The system threatened to bring a mixed bag of threats. The storm surge and waves could lash the coast, damaging structures and causing erosion; powerful wind gusts could knock down trees weakened by a wet summer; and rain could cause flash flooding in a region where the soil is already saturated, said Louise Fode, a National Weather Service meteorologist in Maine.
The state’s eastern coast — known as the Down East region — and the coast of Nova Scotia and New Brunswick were expected to bear the brunt of the storm, though the track could shift before the system arrives, Fode said.
One thing working in the region’s favor: The storm surge will not be accompanied by an astronomical high tide, helping to lower the risk, she said.
New England has experienced its share of flooding this summer, including a storm that dumped up to two months of rain in two days in Vermont in July, resulting in two deaths. Scientists are finding that storms around the world are forming in a warmer atmosphere, making extreme rainfall more frequent.
Massachusetts Gov. Maura Healey issued a state of emergency late Tuesday following “catastrophic flash flooding and property damage” in two counties and other communities. The torrential downpour in a six-hour period was a “200-year event,” said Matthew Belk, a meteorologist with the National Weather Service in Boston.
The state is monitoring the conditions of dams, the governor said, and she urged residents to stay off the roads when ordered.
The rain created several sinkholes in Leominster, Massachusetts, including one at a car dealership where several vehicles were swallowed up. In Providence, Rhode Island, downpours flooded a parking lot and parts of a shopping mall. Firefighters used inflatable boats to rescue more than two dozen people stranded in cars.
In Maine, the last time a hurricane watch was declared was in 2008, for Hurricane Kyle, but residents are accustomed to rough weather. Lee’s projected wind, rain and surf are akin to a powerful Nor’easter, and Mainers are familiar with those.
The Portland Sea Dogs, a minor league baseball team, moved its fan appreciation day to Friday because of the weather forecast. But the club had no plans to cancel its game on Saturday despite the storm.

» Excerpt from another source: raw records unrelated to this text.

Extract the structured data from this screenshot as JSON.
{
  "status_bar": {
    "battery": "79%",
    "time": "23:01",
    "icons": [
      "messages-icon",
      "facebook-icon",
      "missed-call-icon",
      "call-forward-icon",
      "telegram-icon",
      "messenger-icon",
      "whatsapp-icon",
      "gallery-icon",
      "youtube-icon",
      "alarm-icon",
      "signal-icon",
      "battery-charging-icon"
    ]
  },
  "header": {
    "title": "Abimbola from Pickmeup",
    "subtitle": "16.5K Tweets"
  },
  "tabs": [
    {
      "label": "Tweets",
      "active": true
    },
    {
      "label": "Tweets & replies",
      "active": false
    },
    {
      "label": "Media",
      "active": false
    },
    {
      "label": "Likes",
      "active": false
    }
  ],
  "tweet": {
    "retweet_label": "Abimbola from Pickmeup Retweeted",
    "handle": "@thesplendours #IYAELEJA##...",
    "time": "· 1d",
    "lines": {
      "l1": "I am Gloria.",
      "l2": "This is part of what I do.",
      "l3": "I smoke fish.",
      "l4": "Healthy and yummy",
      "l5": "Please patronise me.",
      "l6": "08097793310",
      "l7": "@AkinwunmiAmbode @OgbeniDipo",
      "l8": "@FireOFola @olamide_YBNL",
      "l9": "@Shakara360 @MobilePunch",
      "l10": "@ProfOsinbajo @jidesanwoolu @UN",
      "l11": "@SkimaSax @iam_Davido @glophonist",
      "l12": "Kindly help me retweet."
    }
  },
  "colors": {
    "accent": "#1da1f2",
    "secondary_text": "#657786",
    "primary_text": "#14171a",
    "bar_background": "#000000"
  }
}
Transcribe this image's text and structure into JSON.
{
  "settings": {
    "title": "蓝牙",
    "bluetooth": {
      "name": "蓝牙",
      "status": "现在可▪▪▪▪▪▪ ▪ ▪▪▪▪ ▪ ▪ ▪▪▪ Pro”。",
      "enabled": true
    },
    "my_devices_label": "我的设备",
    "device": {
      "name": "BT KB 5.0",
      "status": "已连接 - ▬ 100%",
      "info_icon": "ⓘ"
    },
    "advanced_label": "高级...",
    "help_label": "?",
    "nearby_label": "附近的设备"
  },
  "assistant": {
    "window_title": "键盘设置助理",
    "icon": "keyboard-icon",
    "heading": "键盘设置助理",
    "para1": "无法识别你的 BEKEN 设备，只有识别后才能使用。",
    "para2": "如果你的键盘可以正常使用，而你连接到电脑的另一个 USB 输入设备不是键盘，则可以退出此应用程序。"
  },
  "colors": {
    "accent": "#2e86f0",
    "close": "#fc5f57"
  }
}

Associated Press journalists Rob Gillies in Toronto and Robert F. Bukaty in York, Maine, contributed to this report.